Exercise:
In the data below, find the lines containing "self" and say how many there are, nothing more.

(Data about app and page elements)
BEGIN

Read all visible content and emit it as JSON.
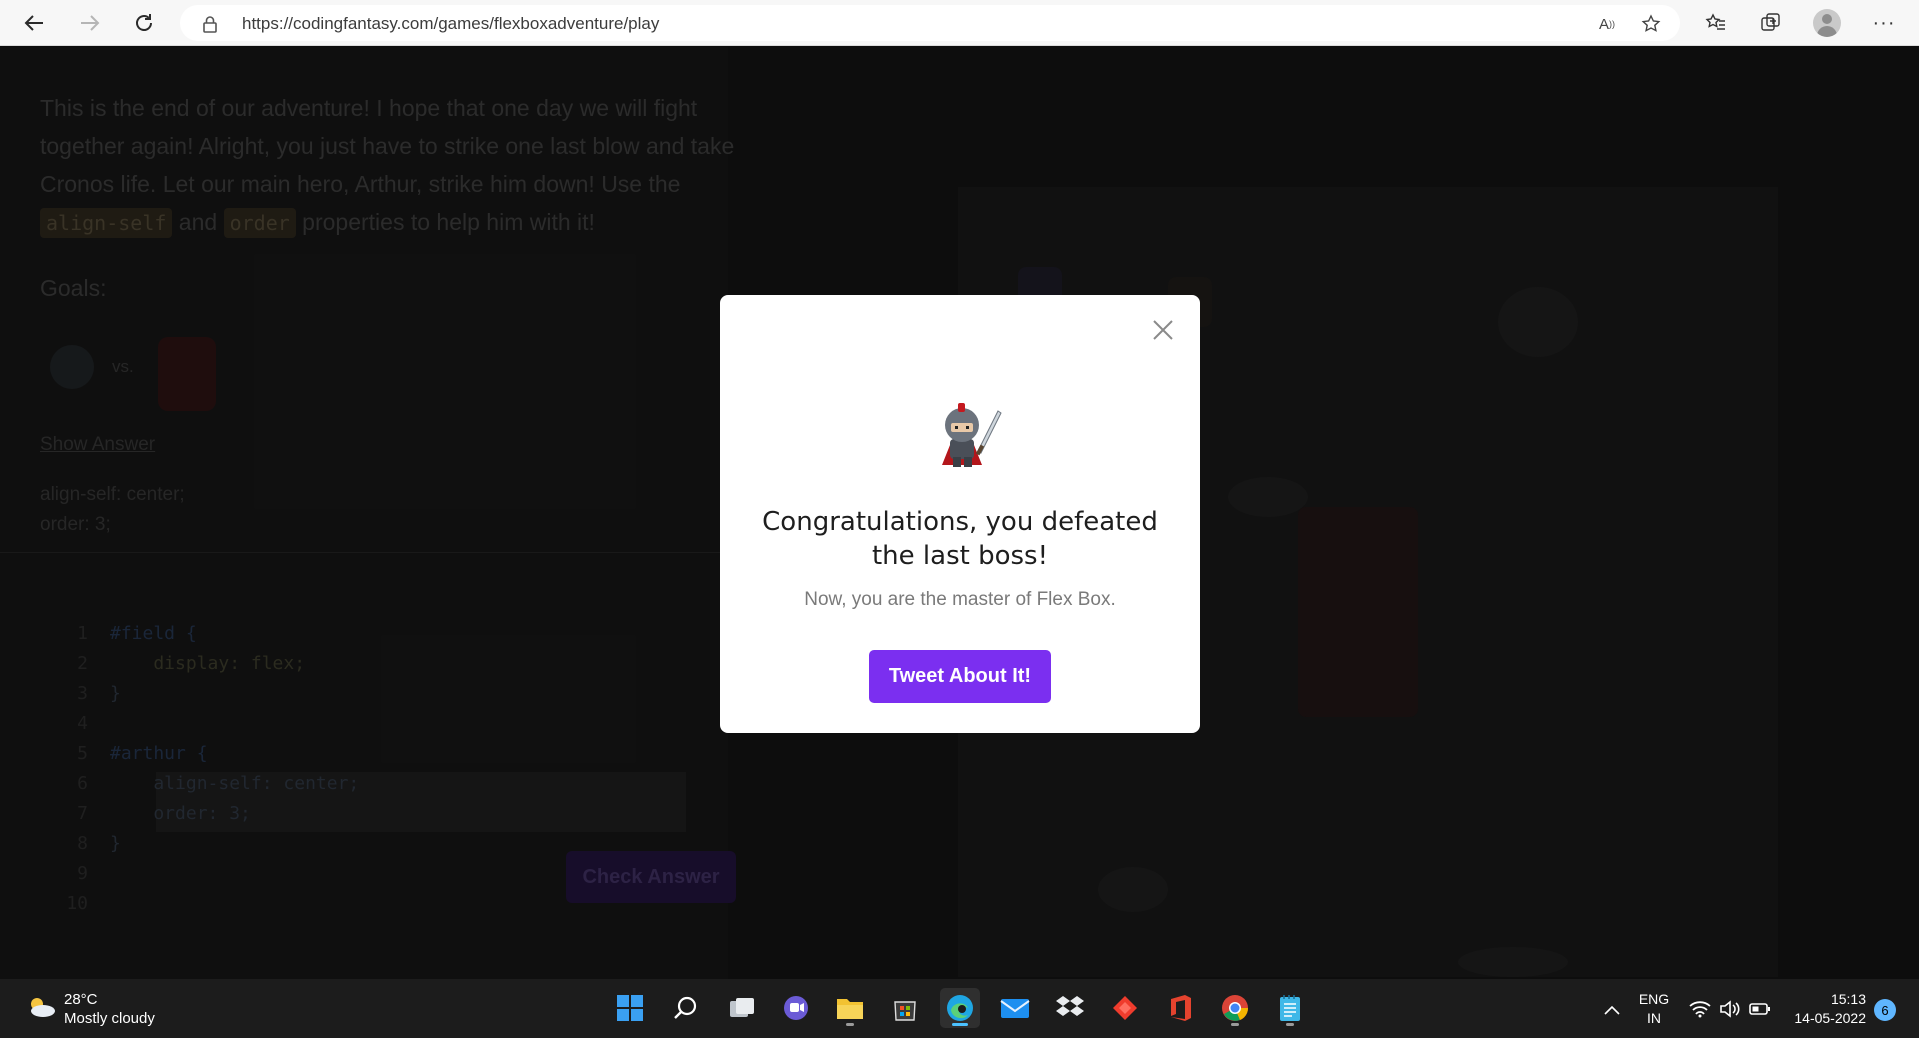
{
  "browser": {
    "url": "https://codingfantasy.com/games/flexboxadventure/play"
  },
  "lesson": {
    "intro_1": "This is the end of our adventure! I hope that one day we will fight together again! Alright, you just have to strike one last blow and take Cronos life. Let our main hero, Arthur, strike him down! Use the ",
    "chip_1": "align-self",
    "intro_2": " and ",
    "chip_2": "order",
    "intro_3": " properties to help him with it!",
    "goals_label": "Goals:",
    "vs": "vs.",
    "show_answer": "Show Answer",
    "answer_1": "align-self: center;",
    "answer_2": "order: 3;"
  },
  "editor": {
    "lines": [
      {
        "n": "1",
        "text": "#field {"
      },
      {
        "n": "2",
        "text": "    display: flex;"
      },
      {
        "n": "3",
        "text": "}"
      },
      {
        "n": "4",
        "text": ""
      },
      {
        "n": "5",
        "text": "#arthur {"
      },
      {
        "n": "6",
        "text": "    align-self: center;"
      },
      {
        "n": "7",
        "text": "    order: 3;"
      },
      {
        "n": "8",
        "text": "}"
      },
      {
        "n": "9",
        "text": ""
      },
      {
        "n": "10",
        "text": ""
      }
    ],
    "check_label": "Check Answer"
  },
  "modal": {
    "title": "Congratulations, you defeated the last boss!",
    "subtitle": "Now, you are the master of Flex Box.",
    "button": "Tweet About It!",
    "accent": "#7b2ff0"
  },
  "taskbar": {
    "temperature": "28°C",
    "condition": "Mostly cloudy",
    "lang_1": "ENG",
    "lang_2": "IN",
    "time": "15:13",
    "date": "14-05-2022",
    "notifications": "6",
    "apps": [
      "start-icon",
      "search-icon",
      "task-view-icon",
      "teams-chat-icon",
      "file-explorer-icon",
      "store-icon",
      "edge-icon",
      "mail-icon",
      "dropbox-icon",
      "anydesk-icon",
      "office-icon",
      "chrome-icon",
      "notepad-icon"
    ]
  }
}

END

Answer for this exercise:
3